======== Information provided

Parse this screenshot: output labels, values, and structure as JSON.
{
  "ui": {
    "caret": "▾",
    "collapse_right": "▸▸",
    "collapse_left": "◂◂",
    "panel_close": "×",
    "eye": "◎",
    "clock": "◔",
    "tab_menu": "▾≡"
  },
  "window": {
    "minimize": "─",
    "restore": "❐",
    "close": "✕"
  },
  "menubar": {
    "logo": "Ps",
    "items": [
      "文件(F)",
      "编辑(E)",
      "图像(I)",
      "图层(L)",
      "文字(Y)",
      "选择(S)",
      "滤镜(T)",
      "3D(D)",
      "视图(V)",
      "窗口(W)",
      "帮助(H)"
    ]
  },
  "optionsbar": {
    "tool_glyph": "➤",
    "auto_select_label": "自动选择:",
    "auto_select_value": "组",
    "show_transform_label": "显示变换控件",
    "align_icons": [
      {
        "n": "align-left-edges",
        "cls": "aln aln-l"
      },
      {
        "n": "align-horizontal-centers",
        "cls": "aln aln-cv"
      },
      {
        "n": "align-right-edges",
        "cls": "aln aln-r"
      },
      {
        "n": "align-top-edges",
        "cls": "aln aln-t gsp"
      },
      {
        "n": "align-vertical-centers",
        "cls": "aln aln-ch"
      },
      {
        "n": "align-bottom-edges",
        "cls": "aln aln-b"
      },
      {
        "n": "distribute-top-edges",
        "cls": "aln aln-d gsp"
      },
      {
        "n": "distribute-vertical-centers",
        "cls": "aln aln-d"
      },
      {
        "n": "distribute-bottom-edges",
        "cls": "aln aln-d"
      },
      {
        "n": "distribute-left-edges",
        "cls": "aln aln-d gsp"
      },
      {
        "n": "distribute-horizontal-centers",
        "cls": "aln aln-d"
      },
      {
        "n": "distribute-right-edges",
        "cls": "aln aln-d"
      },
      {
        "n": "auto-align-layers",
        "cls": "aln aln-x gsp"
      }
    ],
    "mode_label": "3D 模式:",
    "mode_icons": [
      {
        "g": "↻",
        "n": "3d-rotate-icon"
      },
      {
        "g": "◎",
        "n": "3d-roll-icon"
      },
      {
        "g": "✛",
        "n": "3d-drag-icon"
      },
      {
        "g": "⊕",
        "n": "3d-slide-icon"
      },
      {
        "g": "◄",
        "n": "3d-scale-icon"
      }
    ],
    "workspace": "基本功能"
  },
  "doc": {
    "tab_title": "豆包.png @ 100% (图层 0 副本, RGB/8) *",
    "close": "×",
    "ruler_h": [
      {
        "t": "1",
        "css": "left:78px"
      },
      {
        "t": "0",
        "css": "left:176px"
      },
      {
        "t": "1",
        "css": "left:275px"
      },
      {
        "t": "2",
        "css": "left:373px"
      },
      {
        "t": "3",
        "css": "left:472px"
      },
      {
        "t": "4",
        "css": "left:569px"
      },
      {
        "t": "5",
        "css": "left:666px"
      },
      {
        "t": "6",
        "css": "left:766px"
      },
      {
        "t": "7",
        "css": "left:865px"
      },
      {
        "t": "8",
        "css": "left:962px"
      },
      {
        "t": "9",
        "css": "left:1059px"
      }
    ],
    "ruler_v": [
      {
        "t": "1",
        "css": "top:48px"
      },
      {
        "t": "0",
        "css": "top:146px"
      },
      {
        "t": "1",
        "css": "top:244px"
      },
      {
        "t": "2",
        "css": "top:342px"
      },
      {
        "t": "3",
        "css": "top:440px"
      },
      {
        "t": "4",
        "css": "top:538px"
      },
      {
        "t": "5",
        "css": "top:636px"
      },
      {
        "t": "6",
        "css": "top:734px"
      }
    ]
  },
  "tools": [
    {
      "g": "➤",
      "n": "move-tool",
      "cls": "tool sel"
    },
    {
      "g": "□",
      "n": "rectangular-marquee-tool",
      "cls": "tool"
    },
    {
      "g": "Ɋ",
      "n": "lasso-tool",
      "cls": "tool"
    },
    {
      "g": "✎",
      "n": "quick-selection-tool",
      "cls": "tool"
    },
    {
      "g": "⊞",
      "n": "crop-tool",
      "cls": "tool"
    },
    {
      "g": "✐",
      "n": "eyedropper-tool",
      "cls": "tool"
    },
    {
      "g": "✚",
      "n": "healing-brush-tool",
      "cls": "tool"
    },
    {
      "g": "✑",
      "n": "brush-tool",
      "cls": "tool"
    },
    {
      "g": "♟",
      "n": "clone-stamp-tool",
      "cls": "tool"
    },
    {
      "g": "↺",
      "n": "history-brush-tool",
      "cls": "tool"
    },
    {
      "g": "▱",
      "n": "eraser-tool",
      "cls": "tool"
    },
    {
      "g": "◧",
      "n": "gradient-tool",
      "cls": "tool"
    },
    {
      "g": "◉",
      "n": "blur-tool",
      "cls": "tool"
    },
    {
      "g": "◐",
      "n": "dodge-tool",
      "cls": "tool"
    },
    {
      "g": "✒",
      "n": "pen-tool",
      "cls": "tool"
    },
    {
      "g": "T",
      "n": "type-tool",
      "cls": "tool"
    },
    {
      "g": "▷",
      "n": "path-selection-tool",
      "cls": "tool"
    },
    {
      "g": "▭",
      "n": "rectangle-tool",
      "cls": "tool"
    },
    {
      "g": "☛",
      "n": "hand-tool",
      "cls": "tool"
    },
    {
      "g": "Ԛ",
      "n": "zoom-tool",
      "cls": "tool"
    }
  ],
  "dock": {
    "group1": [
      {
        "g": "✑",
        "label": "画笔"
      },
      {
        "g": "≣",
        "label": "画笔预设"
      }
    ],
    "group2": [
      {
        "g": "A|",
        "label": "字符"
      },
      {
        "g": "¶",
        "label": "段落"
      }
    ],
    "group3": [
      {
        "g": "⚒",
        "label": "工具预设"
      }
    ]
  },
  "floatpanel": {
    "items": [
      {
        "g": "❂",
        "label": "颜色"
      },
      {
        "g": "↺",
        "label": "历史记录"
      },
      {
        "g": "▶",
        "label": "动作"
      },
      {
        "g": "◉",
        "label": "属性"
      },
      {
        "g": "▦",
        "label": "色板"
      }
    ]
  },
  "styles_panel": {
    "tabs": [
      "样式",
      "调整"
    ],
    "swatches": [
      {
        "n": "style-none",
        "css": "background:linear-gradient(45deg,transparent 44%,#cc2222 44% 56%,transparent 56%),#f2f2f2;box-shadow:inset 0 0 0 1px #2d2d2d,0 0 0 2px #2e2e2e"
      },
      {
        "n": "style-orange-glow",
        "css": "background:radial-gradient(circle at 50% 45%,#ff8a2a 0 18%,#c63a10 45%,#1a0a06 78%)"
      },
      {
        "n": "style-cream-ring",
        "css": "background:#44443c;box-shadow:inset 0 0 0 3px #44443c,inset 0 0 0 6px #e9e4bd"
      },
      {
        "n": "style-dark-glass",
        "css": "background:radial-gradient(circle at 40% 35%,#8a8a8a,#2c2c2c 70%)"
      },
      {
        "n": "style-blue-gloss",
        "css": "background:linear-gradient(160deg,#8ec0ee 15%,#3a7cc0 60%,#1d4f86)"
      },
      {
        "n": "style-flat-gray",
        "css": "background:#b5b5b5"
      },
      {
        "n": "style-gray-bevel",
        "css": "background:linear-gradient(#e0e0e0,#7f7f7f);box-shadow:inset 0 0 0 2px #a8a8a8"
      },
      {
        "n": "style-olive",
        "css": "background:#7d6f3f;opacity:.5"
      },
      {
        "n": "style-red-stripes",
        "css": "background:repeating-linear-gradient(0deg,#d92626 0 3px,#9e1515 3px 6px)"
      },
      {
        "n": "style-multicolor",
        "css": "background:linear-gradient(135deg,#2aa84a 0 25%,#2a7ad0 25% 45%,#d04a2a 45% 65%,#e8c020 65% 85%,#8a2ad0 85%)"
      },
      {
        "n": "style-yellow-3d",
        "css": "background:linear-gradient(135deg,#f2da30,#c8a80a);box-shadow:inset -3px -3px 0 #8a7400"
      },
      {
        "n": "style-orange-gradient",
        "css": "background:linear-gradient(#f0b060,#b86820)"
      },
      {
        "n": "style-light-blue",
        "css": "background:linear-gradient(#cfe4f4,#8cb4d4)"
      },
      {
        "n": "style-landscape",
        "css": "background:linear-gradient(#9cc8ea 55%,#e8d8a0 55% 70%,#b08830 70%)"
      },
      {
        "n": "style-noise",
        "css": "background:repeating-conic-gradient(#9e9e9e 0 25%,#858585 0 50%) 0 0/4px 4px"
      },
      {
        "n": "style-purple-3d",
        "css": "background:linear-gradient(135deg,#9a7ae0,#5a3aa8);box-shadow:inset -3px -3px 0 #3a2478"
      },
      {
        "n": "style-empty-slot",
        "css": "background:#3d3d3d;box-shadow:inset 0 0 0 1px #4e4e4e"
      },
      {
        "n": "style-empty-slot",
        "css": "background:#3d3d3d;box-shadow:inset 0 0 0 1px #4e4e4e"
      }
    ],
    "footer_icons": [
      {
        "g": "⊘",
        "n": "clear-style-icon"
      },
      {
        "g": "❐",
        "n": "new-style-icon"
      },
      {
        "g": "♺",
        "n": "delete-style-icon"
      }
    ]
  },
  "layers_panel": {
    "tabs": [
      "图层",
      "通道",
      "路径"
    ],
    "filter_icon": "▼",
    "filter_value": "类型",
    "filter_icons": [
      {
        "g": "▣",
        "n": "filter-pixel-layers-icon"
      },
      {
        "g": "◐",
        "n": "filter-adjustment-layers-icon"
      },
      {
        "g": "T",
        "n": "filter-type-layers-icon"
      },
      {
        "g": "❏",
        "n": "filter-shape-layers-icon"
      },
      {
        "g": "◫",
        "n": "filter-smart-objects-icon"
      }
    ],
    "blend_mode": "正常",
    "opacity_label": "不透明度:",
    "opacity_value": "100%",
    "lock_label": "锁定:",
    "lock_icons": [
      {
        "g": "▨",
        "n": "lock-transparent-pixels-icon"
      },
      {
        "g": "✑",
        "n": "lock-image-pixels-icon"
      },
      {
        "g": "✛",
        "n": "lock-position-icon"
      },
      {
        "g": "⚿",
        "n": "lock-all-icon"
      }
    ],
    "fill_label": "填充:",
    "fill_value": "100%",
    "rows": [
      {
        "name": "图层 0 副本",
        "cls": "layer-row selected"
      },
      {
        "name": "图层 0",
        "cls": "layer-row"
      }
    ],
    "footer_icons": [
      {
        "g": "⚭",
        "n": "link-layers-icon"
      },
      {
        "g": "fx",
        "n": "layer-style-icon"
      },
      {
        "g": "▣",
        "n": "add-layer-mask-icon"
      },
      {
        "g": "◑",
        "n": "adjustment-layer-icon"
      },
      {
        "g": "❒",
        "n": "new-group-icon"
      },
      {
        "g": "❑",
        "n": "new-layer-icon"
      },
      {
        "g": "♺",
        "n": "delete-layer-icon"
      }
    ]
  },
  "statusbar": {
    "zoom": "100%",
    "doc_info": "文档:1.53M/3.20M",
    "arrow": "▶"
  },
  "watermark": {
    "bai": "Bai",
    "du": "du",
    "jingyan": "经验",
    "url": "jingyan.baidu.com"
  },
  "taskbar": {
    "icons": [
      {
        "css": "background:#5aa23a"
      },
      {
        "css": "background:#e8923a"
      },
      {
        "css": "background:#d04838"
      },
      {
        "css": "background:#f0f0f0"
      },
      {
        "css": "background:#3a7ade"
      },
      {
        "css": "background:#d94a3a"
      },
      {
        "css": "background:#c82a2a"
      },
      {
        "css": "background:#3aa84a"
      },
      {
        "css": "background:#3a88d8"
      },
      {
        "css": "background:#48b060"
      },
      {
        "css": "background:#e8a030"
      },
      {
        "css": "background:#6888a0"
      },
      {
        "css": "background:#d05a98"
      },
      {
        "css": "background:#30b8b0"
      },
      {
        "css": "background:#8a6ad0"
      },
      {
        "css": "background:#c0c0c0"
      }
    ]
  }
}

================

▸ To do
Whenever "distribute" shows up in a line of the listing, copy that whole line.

▸ Solution
        "n": "distribute-top-edges",
        "n": "distribute-vertical-centers",
        "n": "distribute-bottom-edges",
        "n": "distribute-left-edges",
        "n": "distribute-horizontal-centers",
        "n": "distribute-right-edges",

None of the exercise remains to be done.